[[ INFORMATION SHOWN open ]]

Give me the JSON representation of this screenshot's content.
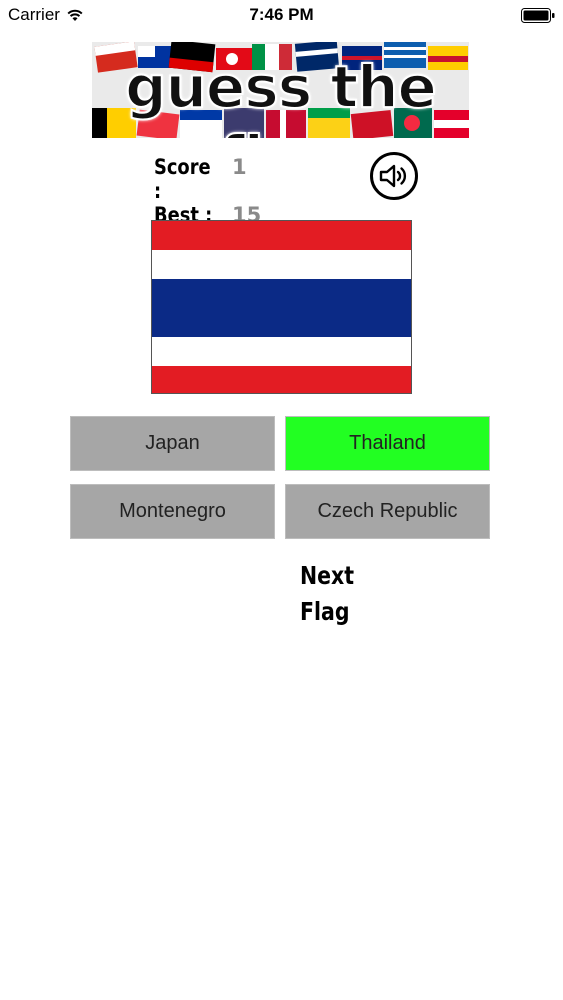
{
  "status_bar": {
    "carrier": "Carrier",
    "time": "7:46 PM"
  },
  "banner": {
    "title": "guess the flag"
  },
  "score": {
    "score_label": "Score :",
    "score_value": "1",
    "best_label": "Best  :",
    "best_value": "15"
  },
  "flag": {
    "country": "Thailand",
    "stripes": [
      "#e31c23",
      "#ffffff",
      "#0b2a86",
      "#ffffff",
      "#e31c23"
    ]
  },
  "answers": [
    {
      "label": "Japan",
      "state": "neutral"
    },
    {
      "label": "Thailand",
      "state": "correct"
    },
    {
      "label": "Montenegro",
      "state": "neutral"
    },
    {
      "label": "Czech Republic",
      "state": "neutral"
    }
  ],
  "next_button": {
    "label": "Next Flag"
  },
  "colors": {
    "correct": "#22ff22",
    "neutral": "#a6a6a6",
    "score_value": "#8a8a8a"
  },
  "icons": {
    "sound": "speaker-icon",
    "wifi": "wifi-icon",
    "battery": "battery-icon"
  }
}
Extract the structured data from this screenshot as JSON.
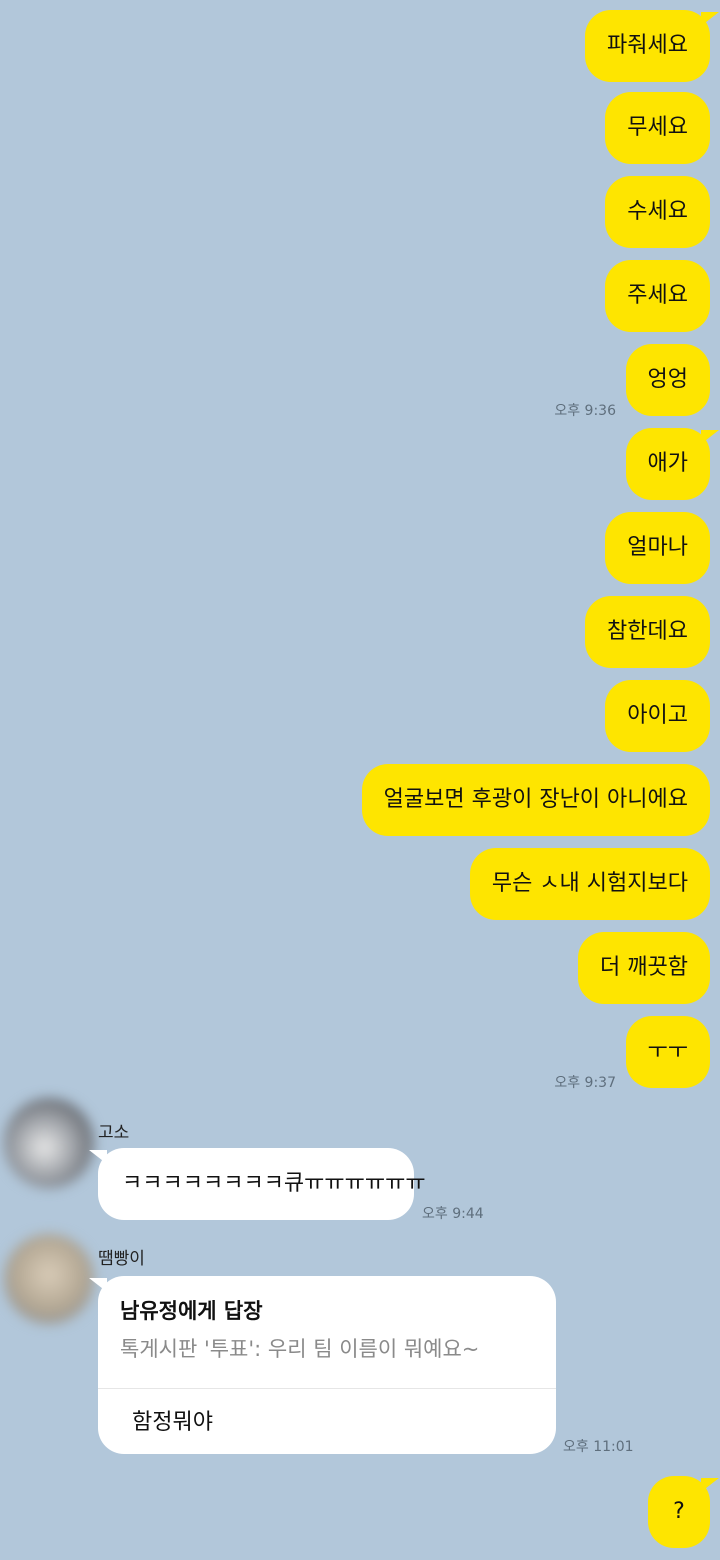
{
  "my_messages": [
    "파줘세요",
    "무세요",
    "수세요",
    "주세요",
    "엉엉",
    "애가",
    "얼마나",
    "참한데요",
    "아이고",
    "얼굴보면 후광이 장난이 아니에요",
    "무슨 ㅅ내 시험지보다",
    "더 깨끗함",
    "ㅜㅜ",
    "?"
  ],
  "times": {
    "t1": "오후 9:36",
    "t2": "오후 9:37",
    "t3": "오후 9:44",
    "t4": "오후 11:01"
  },
  "gosso": {
    "name": "고소",
    "message": "ㅋㅋㅋㅋㅋㅋㅋㅋ큐ㅠㅠㅠㅠㅠㅠ"
  },
  "ttaem": {
    "name": "땜빵이",
    "reply_to": "남유정에게 답장",
    "quoted": "톡게시판 '투표': 우리 팀 이름이 뭐예요~",
    "message": "함정뭐야"
  }
}
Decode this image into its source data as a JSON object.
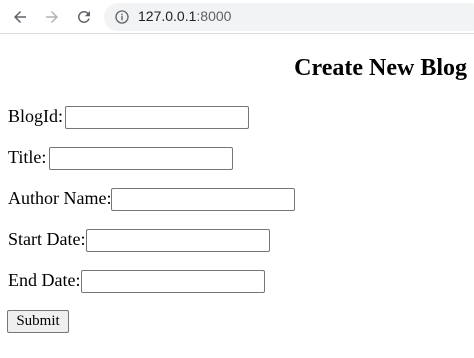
{
  "browser": {
    "url_host": "127.0.0.1",
    "url_port": ":8000"
  },
  "page": {
    "title": "Create New Blog",
    "fields": [
      {
        "label": "BlogId:",
        "value": ""
      },
      {
        "label": "Title:",
        "value": ""
      },
      {
        "label": "Author Name:",
        "value": ""
      },
      {
        "label": "Start Date:",
        "value": ""
      },
      {
        "label": "End Date:",
        "value": ""
      }
    ],
    "submit_label": "Submit"
  }
}
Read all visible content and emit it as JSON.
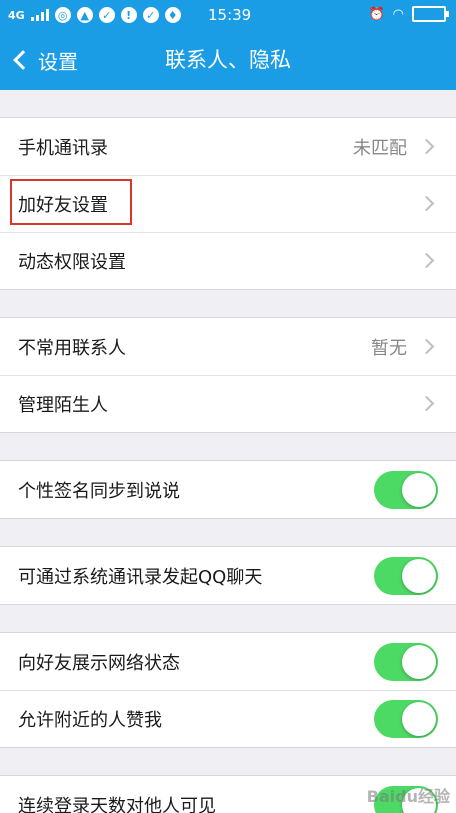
{
  "status_bar": {
    "network": "4G",
    "time": "15:39"
  },
  "nav": {
    "back_label": "设置",
    "title": "联系人、隐私"
  },
  "groups": [
    {
      "rows": [
        {
          "label": "手机通讯录",
          "value": "未匹配",
          "type": "link"
        },
        {
          "label": "加好友设置",
          "value": "",
          "type": "link"
        },
        {
          "label": "动态权限设置",
          "value": "",
          "type": "link"
        }
      ]
    },
    {
      "rows": [
        {
          "label": "不常用联系人",
          "value": "暂无",
          "type": "link"
        },
        {
          "label": "管理陌生人",
          "value": "",
          "type": "link"
        }
      ]
    },
    {
      "rows": [
        {
          "label": "个性签名同步到说说",
          "type": "toggle",
          "on": true
        }
      ]
    },
    {
      "rows": [
        {
          "label": "可通过系统通讯录发起QQ聊天",
          "type": "toggle",
          "on": true
        }
      ]
    },
    {
      "rows": [
        {
          "label": "向好友展示网络状态",
          "type": "toggle",
          "on": true
        },
        {
          "label": "允许附近的人赞我",
          "type": "toggle",
          "on": true
        }
      ]
    },
    {
      "rows": [
        {
          "label": "连续登录天数对他人可见",
          "type": "toggle",
          "on": true
        }
      ]
    }
  ],
  "watermark": "Baidu经验",
  "colors": {
    "accent": "#1a9de4",
    "toggle_on": "#4cd964",
    "highlight": "#d9372c"
  }
}
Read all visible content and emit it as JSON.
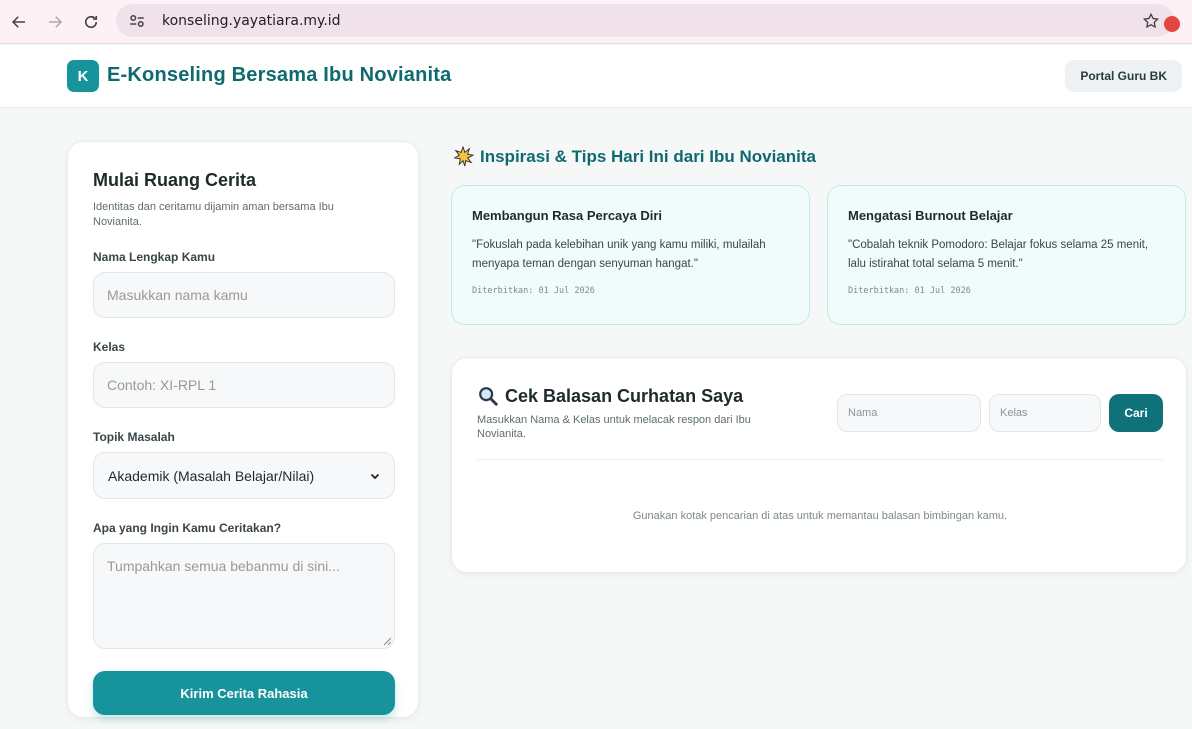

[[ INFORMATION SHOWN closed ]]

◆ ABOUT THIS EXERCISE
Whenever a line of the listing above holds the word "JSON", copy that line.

◆ SOLUTION
Give me the JSON representation of this screenshot's content.
Extract the structured data from this screenshot as JSON.
Decode this image into its source data as a JSON object.
Read all visible content and emit it as JSON.
Read all visible content and emit it as JSON.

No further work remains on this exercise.